**EXERCISE DESCRIPTION**
Could you count the lines in the listing that include the word "likes"? Give only the number.

**INFORMATION SUPPLIED**

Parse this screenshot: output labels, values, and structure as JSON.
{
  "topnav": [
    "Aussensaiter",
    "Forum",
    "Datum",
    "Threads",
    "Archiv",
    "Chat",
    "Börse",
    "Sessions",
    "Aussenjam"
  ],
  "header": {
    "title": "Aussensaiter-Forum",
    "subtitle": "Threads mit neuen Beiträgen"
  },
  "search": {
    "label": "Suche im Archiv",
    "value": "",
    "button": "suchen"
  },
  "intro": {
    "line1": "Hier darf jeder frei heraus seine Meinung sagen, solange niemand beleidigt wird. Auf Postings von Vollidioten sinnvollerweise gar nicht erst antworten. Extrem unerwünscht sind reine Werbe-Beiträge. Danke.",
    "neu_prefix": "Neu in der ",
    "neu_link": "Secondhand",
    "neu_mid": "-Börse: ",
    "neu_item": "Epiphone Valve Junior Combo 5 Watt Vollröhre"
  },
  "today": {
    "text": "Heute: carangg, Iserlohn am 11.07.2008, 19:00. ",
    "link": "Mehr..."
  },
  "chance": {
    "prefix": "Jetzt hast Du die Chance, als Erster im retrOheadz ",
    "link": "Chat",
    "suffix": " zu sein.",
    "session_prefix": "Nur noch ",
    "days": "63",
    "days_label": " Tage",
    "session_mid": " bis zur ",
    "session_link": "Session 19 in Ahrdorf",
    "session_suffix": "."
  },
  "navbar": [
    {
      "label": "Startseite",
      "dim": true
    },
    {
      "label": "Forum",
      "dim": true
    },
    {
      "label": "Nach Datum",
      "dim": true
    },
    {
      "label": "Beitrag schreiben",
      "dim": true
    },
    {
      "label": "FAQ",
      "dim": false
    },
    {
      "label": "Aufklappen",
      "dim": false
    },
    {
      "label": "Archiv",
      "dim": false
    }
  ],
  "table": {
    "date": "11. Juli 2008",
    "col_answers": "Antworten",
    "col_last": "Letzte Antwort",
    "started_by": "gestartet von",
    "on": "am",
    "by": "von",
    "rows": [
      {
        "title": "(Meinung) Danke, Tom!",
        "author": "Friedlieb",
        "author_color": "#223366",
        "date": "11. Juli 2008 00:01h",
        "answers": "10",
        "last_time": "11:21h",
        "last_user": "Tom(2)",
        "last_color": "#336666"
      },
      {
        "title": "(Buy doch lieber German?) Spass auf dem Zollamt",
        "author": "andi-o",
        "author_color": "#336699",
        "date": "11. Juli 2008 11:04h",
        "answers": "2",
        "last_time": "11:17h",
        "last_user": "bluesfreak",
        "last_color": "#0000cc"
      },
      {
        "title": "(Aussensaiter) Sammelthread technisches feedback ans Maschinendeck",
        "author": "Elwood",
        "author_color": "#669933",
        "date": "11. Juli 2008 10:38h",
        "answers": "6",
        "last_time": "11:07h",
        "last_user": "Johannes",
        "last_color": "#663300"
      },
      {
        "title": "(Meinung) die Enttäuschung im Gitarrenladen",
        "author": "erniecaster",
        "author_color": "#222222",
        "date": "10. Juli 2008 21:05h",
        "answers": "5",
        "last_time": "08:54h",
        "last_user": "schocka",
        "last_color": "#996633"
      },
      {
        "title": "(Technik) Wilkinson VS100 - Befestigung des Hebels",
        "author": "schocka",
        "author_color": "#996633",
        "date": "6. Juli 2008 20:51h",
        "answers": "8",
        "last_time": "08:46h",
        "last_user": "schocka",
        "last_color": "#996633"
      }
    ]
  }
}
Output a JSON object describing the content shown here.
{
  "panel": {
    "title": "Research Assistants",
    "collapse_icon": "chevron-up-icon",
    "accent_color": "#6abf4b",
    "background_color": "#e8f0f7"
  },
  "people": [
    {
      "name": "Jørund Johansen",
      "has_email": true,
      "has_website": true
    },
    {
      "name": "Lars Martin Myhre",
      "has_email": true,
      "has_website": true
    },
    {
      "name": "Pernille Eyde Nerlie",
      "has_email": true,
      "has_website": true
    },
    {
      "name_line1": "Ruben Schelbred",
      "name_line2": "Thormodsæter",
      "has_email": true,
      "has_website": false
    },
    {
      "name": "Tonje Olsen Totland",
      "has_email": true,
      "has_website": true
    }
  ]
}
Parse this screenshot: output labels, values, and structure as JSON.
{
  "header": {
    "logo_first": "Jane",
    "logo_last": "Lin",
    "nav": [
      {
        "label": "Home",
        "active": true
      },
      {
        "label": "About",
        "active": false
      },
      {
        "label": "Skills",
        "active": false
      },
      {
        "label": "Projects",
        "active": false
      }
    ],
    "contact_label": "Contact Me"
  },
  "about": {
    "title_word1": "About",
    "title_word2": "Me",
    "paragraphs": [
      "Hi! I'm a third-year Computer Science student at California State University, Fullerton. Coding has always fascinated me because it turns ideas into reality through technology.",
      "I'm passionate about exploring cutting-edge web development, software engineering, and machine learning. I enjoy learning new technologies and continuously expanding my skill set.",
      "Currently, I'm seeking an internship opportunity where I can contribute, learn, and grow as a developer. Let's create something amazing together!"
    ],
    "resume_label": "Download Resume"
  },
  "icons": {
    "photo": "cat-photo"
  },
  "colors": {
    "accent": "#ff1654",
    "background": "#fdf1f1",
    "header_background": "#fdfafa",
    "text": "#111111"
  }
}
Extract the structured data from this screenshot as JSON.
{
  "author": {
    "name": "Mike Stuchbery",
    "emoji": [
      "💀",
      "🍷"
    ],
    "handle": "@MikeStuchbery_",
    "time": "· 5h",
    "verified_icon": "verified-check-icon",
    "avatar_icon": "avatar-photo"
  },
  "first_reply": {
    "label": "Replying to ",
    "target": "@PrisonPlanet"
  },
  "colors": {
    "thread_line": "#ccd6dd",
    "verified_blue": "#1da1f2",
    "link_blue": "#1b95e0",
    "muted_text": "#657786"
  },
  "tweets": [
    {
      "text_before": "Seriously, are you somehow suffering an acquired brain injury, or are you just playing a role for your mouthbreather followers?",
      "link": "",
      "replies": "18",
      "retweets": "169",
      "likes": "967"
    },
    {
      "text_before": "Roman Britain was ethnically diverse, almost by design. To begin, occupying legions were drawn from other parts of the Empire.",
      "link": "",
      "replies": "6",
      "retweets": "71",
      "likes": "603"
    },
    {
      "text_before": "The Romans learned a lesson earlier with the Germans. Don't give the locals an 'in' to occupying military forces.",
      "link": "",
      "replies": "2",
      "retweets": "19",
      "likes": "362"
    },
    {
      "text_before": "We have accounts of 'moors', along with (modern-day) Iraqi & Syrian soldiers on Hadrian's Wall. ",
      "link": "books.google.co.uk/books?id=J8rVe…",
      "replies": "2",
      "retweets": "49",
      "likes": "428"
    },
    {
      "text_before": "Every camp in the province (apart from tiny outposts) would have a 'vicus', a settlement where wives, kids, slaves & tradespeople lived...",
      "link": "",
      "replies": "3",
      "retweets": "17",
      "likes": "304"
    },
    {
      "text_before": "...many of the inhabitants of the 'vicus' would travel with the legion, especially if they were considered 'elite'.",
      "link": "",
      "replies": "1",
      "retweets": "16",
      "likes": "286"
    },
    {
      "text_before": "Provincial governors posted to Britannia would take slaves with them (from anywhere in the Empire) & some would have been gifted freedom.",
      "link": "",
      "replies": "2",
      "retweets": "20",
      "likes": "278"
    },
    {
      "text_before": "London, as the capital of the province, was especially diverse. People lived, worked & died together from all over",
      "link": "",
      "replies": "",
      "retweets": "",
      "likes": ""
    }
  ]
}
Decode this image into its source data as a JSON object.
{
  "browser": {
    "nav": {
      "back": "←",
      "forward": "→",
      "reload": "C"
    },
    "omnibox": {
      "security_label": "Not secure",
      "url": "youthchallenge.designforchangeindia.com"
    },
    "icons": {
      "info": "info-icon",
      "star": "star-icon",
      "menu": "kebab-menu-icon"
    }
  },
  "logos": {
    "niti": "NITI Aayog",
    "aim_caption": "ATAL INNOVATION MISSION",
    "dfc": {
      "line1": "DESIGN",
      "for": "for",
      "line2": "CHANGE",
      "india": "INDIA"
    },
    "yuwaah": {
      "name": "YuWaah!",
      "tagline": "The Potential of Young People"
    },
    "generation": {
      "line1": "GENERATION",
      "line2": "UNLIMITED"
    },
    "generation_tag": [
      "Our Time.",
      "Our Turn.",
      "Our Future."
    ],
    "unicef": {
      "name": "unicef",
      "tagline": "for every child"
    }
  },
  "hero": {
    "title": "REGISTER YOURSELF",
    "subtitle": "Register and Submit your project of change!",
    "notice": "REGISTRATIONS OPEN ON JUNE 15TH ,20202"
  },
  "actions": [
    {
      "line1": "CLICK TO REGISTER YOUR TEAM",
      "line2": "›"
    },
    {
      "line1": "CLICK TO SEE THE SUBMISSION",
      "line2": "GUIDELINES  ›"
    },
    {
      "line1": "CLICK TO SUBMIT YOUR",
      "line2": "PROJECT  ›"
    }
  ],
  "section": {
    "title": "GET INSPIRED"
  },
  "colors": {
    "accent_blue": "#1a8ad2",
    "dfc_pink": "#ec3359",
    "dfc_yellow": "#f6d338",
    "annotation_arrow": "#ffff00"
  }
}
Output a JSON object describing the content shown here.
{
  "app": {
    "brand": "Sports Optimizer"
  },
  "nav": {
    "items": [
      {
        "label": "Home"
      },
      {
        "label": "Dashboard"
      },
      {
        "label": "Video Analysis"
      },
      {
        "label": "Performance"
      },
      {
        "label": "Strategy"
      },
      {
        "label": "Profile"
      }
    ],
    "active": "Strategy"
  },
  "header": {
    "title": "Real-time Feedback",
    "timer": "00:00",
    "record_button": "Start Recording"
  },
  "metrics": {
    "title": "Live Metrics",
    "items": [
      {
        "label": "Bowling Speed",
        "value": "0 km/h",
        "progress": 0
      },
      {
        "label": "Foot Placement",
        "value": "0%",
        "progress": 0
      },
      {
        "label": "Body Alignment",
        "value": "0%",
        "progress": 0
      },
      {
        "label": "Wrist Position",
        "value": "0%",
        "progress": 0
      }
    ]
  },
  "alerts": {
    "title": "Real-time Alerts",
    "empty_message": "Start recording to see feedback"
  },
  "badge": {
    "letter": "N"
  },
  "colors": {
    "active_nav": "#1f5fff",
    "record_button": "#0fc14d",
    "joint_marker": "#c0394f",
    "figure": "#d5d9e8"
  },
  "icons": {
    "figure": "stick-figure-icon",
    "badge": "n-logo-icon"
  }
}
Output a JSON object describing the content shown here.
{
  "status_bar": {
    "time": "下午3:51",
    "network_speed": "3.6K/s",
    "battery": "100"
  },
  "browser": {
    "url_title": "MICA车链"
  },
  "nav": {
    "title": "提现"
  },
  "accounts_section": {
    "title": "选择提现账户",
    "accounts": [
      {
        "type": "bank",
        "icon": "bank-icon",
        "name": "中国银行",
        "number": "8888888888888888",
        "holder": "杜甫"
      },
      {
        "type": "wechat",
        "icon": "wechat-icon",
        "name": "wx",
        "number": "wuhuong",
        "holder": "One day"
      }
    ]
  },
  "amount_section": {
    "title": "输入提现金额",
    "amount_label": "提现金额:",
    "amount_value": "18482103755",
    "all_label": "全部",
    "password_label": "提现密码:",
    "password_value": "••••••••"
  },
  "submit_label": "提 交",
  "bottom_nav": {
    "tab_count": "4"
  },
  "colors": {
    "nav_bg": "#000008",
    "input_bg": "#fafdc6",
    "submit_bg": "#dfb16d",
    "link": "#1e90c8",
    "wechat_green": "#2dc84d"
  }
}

**PROBLEM SOLUTION**
8